Even people watching can get too much at LFW (difficult but possible) so during a welcomed lull in my schedule, and in order to escape the freeeezing cold that even Topshop's hot choc station can't soothe, I wondered the endless corridors and rooms that make up the buildings of Somerset House, for a first look at what this season's exhibition had to offer. Plenty, it turns out.
I am falling more and more in love with Christopher Raeburn's line of bright-coloured raincoats and jackets made of recycled and reused military clothing and parachutes. For AW10, he takes his concept further by adding a Limited Edition part of re-appropriated heavier winter-wear. He will produce only 50 of each. There is a real sense of history to each of these garments, one that I found oddly moving; a wool bomber jacket that in all likelihood once saw battle, an Inuit coat that features battered leather detailing. A label sewn on a jacket's sleeve testifies to its history, the year on it is 1951. The number 13 is imprinted below it, lucky 13 I hope.

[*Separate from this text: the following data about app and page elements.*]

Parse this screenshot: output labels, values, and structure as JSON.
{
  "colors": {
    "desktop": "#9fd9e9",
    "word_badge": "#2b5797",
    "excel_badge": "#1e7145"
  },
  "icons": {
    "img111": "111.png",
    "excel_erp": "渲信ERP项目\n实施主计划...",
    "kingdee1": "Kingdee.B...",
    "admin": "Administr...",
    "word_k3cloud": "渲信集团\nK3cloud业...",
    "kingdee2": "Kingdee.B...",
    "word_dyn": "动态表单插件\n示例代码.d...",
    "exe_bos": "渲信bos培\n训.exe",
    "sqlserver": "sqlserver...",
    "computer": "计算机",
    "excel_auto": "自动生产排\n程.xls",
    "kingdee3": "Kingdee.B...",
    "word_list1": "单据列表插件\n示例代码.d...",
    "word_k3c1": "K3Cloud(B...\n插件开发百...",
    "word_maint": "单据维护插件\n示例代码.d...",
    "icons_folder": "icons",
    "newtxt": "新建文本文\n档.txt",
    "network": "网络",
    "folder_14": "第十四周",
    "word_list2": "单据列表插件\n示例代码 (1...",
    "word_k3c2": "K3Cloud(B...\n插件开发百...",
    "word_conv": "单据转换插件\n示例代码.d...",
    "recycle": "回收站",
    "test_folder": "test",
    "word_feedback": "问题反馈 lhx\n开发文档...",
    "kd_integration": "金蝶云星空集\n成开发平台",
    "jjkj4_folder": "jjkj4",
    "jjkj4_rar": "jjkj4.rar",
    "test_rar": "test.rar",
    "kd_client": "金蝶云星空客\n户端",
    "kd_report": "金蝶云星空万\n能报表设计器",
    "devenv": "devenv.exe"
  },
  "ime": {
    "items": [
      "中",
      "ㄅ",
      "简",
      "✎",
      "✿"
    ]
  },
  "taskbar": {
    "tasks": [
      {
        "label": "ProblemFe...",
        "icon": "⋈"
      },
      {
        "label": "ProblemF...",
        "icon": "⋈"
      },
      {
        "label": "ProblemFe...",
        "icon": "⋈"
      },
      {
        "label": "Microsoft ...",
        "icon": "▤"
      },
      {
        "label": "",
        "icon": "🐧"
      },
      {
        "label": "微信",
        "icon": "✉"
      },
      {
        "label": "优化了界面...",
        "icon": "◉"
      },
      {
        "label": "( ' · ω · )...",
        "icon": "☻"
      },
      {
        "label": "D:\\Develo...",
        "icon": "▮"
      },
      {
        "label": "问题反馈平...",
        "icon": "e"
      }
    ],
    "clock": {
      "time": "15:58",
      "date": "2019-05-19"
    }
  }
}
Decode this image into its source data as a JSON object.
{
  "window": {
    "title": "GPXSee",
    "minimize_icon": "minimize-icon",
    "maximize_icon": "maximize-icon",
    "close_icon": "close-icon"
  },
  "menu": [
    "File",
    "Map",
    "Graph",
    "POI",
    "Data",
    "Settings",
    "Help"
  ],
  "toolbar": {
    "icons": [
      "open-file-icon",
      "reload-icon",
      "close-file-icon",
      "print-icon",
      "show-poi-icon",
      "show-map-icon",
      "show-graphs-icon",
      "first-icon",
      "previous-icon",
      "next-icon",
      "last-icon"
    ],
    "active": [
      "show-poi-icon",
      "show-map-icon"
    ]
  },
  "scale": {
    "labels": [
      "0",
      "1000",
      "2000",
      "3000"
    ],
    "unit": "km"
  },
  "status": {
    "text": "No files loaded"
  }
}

I also found Laura Lee's jewellery moving, perhaps because I associate coins used as jewellery with my Greek heritage where old gold Lira coins are passed down as family treasures on rings, charms and those dangly earrings I passionately disliked as a child. No such feelings for Laura's "Pennies from Heaven"!
Michael Lewis is one of those designers with such strong CVs you would trust anything he creates. Fifteen years of experience working for Louis Vuitton, Marc Jacobs, Burberry and Gucci before reinvigorating Kurt Geiger mean he knows shoes but there is also a freshness and enthusiasm to his designs usually associated with young designers at the start of their careers. The fact that for AW10 he looked at Eighties car culture for inspiration also shows a great sense of humour, which means you will probably want to be his best friend too!
All images by myself.